ABOUT THIS TASK: Please tally how many lines of the material below include the word "Untitled", giving only the number.

EXERCISE INPUT:

# # #

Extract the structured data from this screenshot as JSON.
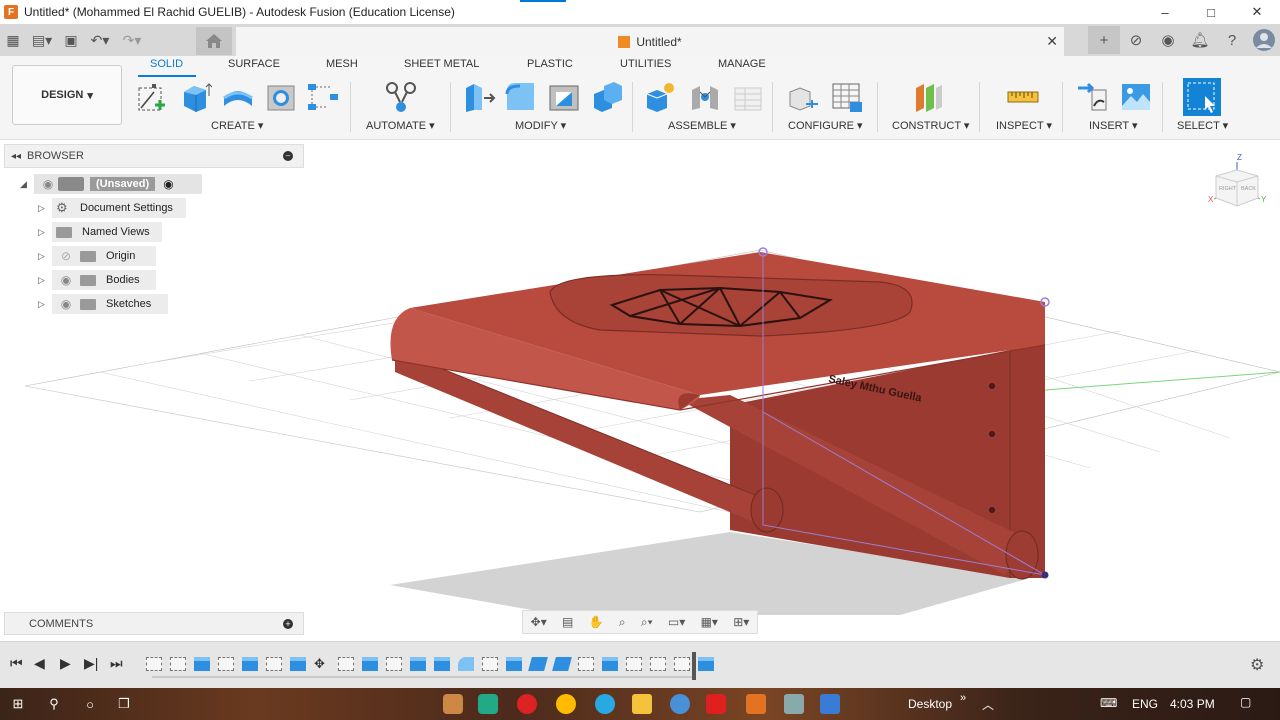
{
  "window": {
    "title": "Untitled* (Mohammed El Rachid GUELIB) - Autodesk Fusion (Education License)",
    "app_logo": "F",
    "controls": [
      "–",
      "□",
      "✕"
    ]
  },
  "doc_tab": {
    "title": "Untitled*"
  },
  "ribbon": {
    "design_label": "DESIGN",
    "tabs": [
      "SOLID",
      "SURFACE",
      "MESH",
      "SHEET METAL",
      "PLASTIC",
      "UTILITIES",
      "MANAGE"
    ],
    "groups": {
      "create": "CREATE",
      "automate": "AUTOMATE",
      "modify": "MODIFY",
      "assemble": "ASSEMBLE",
      "configure": "CONFIGURE",
      "construct": "CONSTRUCT",
      "inspect": "INSPECT",
      "insert": "INSERT",
      "select": "SELECT"
    }
  },
  "browser": {
    "title": "BROWSER",
    "root": "(Unsaved)",
    "items": [
      {
        "label": "Document Settings",
        "icon": "gear-icon"
      },
      {
        "label": "Named Views",
        "icon": "folder-icon"
      },
      {
        "label": "Origin",
        "icon": "folder-icon"
      },
      {
        "label": "Bodies",
        "icon": "folder-icon"
      },
      {
        "label": "Sketches",
        "icon": "folder-icon"
      }
    ]
  },
  "viewcube": {
    "top": "Z",
    "right_face": "RIGHT",
    "back_face": "BACK",
    "x_axis": "X",
    "y_axis": "Y"
  },
  "model": {
    "color": "#b5483c",
    "engraved_text": "Saley Mthu Guella"
  },
  "comments": {
    "title": "COMMENTS"
  },
  "taskbar": {
    "desktop_label": "Desktop",
    "language": "ENG",
    "time": "4:03 PM"
  }
}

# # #

WORKED SOLUTION: 2